* _TASK DIRECTIONS_:
Your answer must be the records below, given again exactly, with no pictures in it.

* _SUPPLIED MATERIAL_:
>>>

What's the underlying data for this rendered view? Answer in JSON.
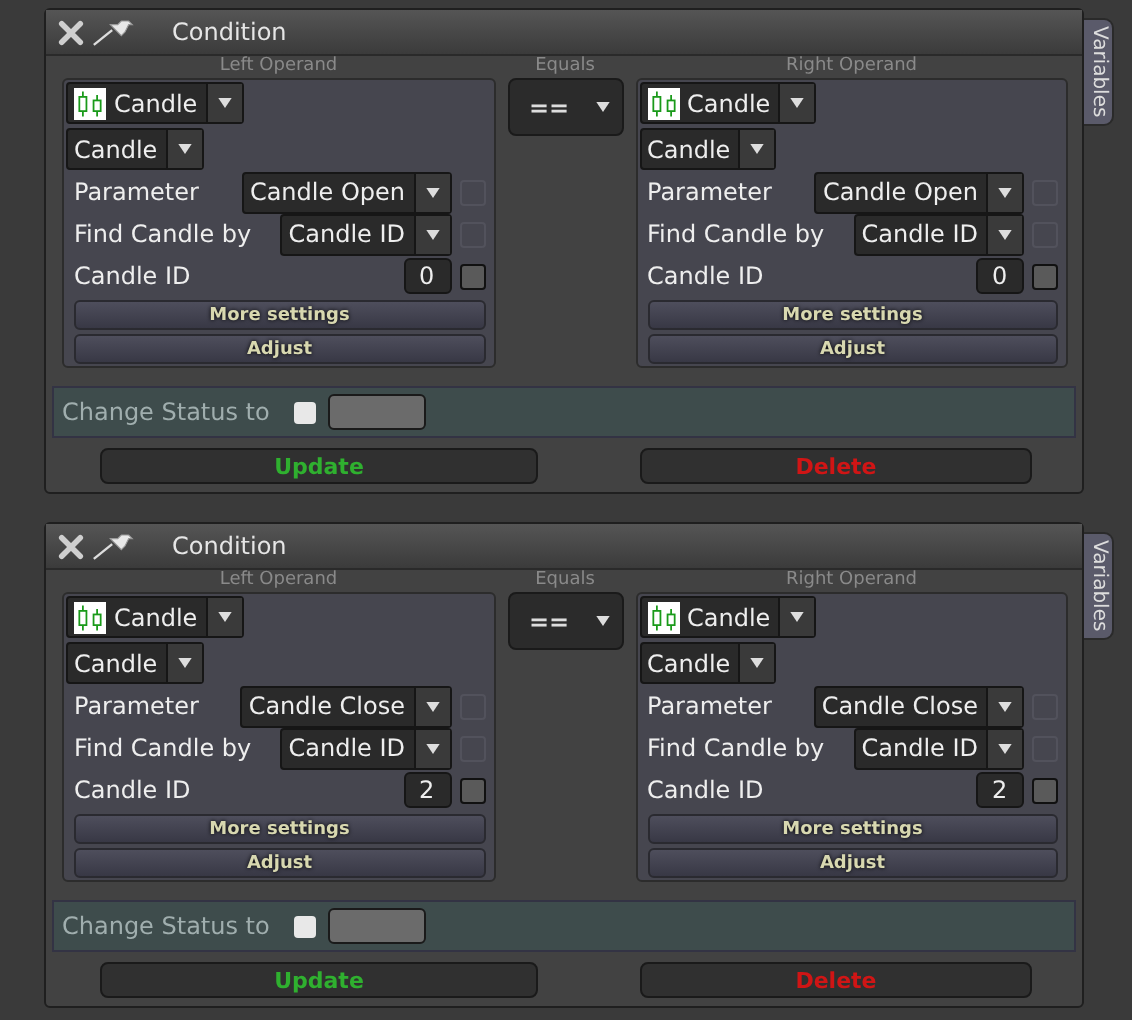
{
  "conditions": [
    {
      "title": "Condition",
      "side_tab": "Variables",
      "left": {
        "heading": "Left Operand",
        "source": "Candle",
        "type": "Candle",
        "rows": [
          {
            "kind": "select",
            "label": "Parameter",
            "value": "Candle Open",
            "checked": false,
            "disabled": true
          },
          {
            "kind": "select",
            "label": "Find Candle by",
            "value": "Candle ID",
            "checked": false,
            "disabled": true
          },
          {
            "kind": "number",
            "label": "Candle ID",
            "value": "0",
            "checked": false,
            "disabled": false
          }
        ],
        "buttons": [
          "More settings",
          "Adjust"
        ]
      },
      "equals": {
        "heading": "Equals",
        "value": "=="
      },
      "right": {
        "heading": "Right Operand",
        "source": "Candle",
        "type": "Candle",
        "rows": [
          {
            "kind": "select",
            "label": "Parameter",
            "value": "Candle Open",
            "checked": false,
            "disabled": true
          },
          {
            "kind": "select",
            "label": "Find Candle by",
            "value": "Candle ID",
            "checked": false,
            "disabled": true
          },
          {
            "kind": "number",
            "label": "Candle ID",
            "value": "0",
            "checked": false,
            "disabled": false
          }
        ],
        "buttons": [
          "More settings",
          "Adjust"
        ]
      },
      "change_status": {
        "label": "Change Status to",
        "checked": false
      },
      "actions": [
        {
          "kind": "update",
          "label": "Update"
        },
        {
          "kind": "delete",
          "label": "Delete"
        }
      ]
    },
    {
      "title": "Condition",
      "side_tab": "Variables",
      "left": {
        "heading": "Left Operand",
        "source": "Candle",
        "type": "Candle",
        "rows": [
          {
            "kind": "select",
            "label": "Parameter",
            "value": "Candle Close",
            "checked": false,
            "disabled": true
          },
          {
            "kind": "select",
            "label": "Find Candle by",
            "value": "Candle ID",
            "checked": false,
            "disabled": true
          },
          {
            "kind": "number",
            "label": "Candle ID",
            "value": "2",
            "checked": false,
            "disabled": false
          }
        ],
        "buttons": [
          "More settings",
          "Adjust"
        ]
      },
      "equals": {
        "heading": "Equals",
        "value": "=="
      },
      "right": {
        "heading": "Right Operand",
        "source": "Candle",
        "type": "Candle",
        "rows": [
          {
            "kind": "select",
            "label": "Parameter",
            "value": "Candle Close",
            "checked": false,
            "disabled": true
          },
          {
            "kind": "select",
            "label": "Find Candle by",
            "value": "Candle ID",
            "checked": false,
            "disabled": true
          },
          {
            "kind": "number",
            "label": "Candle ID",
            "value": "2",
            "checked": false,
            "disabled": false
          }
        ],
        "buttons": [
          "More settings",
          "Adjust"
        ]
      },
      "change_status": {
        "label": "Change Status to",
        "checked": false
      },
      "actions": [
        {
          "kind": "update",
          "label": "Update"
        },
        {
          "kind": "delete",
          "label": "Delete"
        }
      ]
    }
  ]
}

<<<

* _EXERCISE RESULT_:
What's the underlying data for this rendered view? Answer in JSON.
{
  "conditions": [
    {
      "title": "Condition",
      "side_tab": "Variables",
      "left": {
        "heading": "Left Operand",
        "source": "Candle",
        "type": "Candle",
        "rows": [
          {
            "kind": "select",
            "label": "Parameter",
            "value": "Candle Open",
            "checked": false,
            "disabled": true
          },
          {
            "kind": "select",
            "label": "Find Candle by",
            "value": "Candle ID",
            "checked": false,
            "disabled": true
          },
          {
            "kind": "number",
            "label": "Candle ID",
            "value": "0",
            "checked": false,
            "disabled": false
          }
        ],
        "buttons": [
          "More settings",
          "Adjust"
        ]
      },
      "equals": {
        "heading": "Equals",
        "value": "=="
      },
      "right": {
        "heading": "Right Operand",
        "source": "Candle",
        "type": "Candle",
        "rows": [
          {
            "kind": "select",
            "label": "Parameter",
            "value": "Candle Open",
            "checked": false,
            "disabled": true
          },
          {
            "kind": "select",
            "label": "Find Candle by",
            "value": "Candle ID",
            "checked": false,
            "disabled": true
          },
          {
            "kind": "number",
            "label": "Candle ID",
            "value": "0",
            "checked": false,
            "disabled": false
          }
        ],
        "buttons": [
          "More settings",
          "Adjust"
        ]
      },
      "change_status": {
        "label": "Change Status to",
        "checked": false
      },
      "actions": [
        {
          "kind": "update",
          "label": "Update"
        },
        {
          "kind": "delete",
          "label": "Delete"
        }
      ]
    },
    {
      "title": "Condition",
      "side_tab": "Variables",
      "left": {
        "heading": "Left Operand",
        "source": "Candle",
        "type": "Candle",
        "rows": [
          {
            "kind": "select",
            "label": "Parameter",
            "value": "Candle Close",
            "checked": false,
            "disabled": true
          },
          {
            "kind": "select",
            "label": "Find Candle by",
            "value": "Candle ID",
            "checked": false,
            "disabled": true
          },
          {
            "kind": "number",
            "label": "Candle ID",
            "value": "2",
            "checked": false,
            "disabled": false
          }
        ],
        "buttons": [
          "More settings",
          "Adjust"
        ]
      },
      "equals": {
        "heading": "Equals",
        "value": "=="
      },
      "right": {
        "heading": "Right Operand",
        "source": "Candle",
        "type": "Candle",
        "rows": [
          {
            "kind": "select",
            "label": "Parameter",
            "value": "Candle Close",
            "checked": false,
            "disabled": true
          },
          {
            "kind": "select",
            "label": "Find Candle by",
            "value": "Candle ID",
            "checked": false,
            "disabled": true
          },
          {
            "kind": "number",
            "label": "Candle ID",
            "value": "2",
            "checked": false,
            "disabled": false
          }
        ],
        "buttons": [
          "More settings",
          "Adjust"
        ]
      },
      "change_status": {
        "label": "Change Status to",
        "checked": false
      },
      "actions": [
        {
          "kind": "update",
          "label": "Update"
        },
        {
          "kind": "delete",
          "label": "Delete"
        }
      ]
    }
  ]
}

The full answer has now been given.